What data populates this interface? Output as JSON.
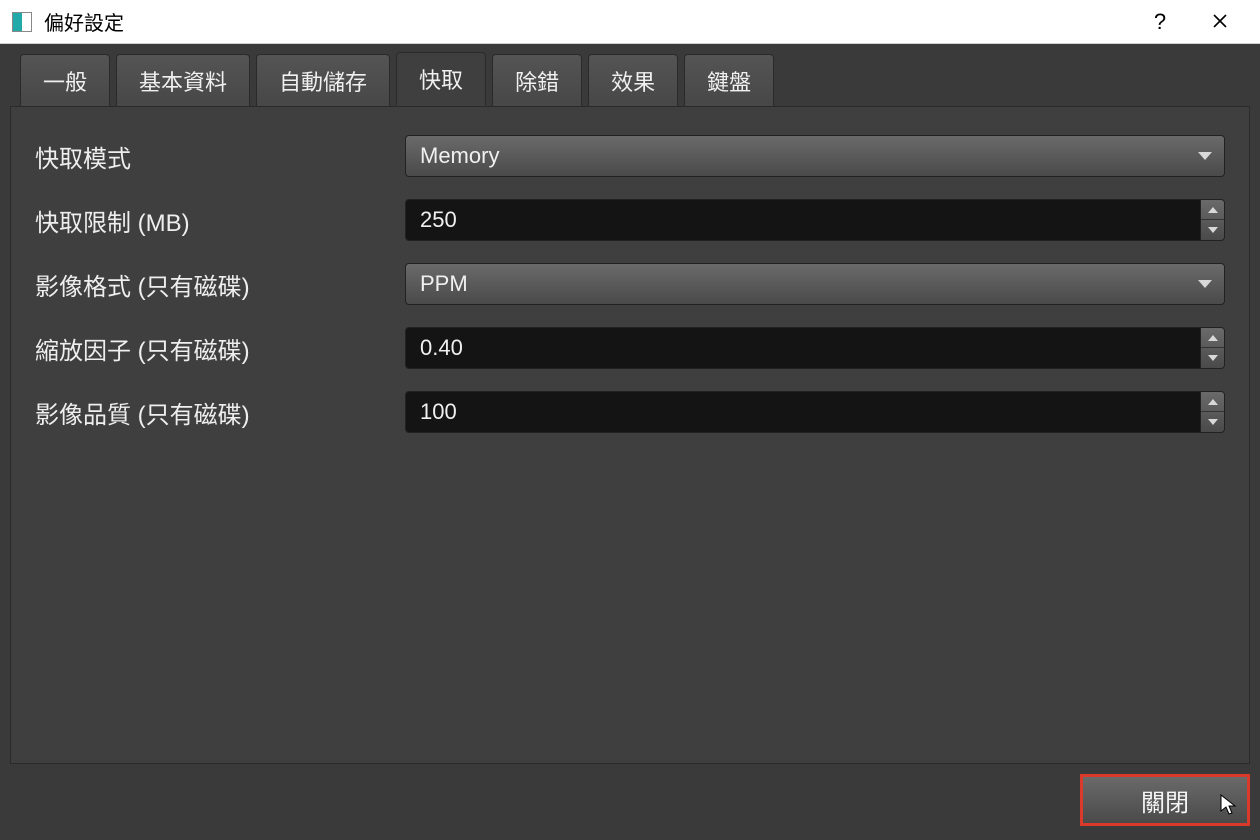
{
  "window": {
    "title": "偏好設定"
  },
  "tabs": {
    "general": "一般",
    "profile": "基本資料",
    "autosave": "自動儲存",
    "cache": "快取",
    "debug": "除錯",
    "effects": "效果",
    "keyboard": "鍵盤",
    "active": "cache"
  },
  "cache_tab": {
    "mode_label": "快取模式",
    "mode_value": "Memory",
    "limit_label": "快取限制 (MB)",
    "limit_value": "250",
    "image_format_label": "影像格式 (只有磁碟)",
    "image_format_value": "PPM",
    "scale_factor_label": "縮放因子 (只有磁碟)",
    "scale_factor_value": "0.40",
    "image_quality_label": "影像品質 (只有磁碟)",
    "image_quality_value": "100"
  },
  "footer": {
    "close_label": "關閉"
  }
}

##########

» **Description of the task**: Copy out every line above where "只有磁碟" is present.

» **Result of the task**:
    "image_format_label": "影像格式 (只有磁碟)",
    "scale_factor_label": "縮放因子 (只有磁碟)",
    "image_quality_label": "影像品質 (只有磁碟)",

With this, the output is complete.